* [Task objective]:
Go through the records and filter out every line lacking the word "Join"; copy the lines that remain.

____ Data

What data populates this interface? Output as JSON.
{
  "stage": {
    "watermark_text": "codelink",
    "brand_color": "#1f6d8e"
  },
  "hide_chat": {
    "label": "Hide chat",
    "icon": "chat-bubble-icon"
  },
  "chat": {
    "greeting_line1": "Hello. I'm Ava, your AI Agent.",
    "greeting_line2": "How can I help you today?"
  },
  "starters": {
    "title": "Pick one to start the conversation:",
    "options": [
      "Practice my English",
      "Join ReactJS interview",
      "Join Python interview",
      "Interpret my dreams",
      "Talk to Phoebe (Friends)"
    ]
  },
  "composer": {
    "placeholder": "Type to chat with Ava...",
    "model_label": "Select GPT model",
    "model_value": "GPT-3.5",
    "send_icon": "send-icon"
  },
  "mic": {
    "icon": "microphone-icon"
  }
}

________

* [Answer to this exercise]:
      "Join ReactJS interview",
      "Join Python interview",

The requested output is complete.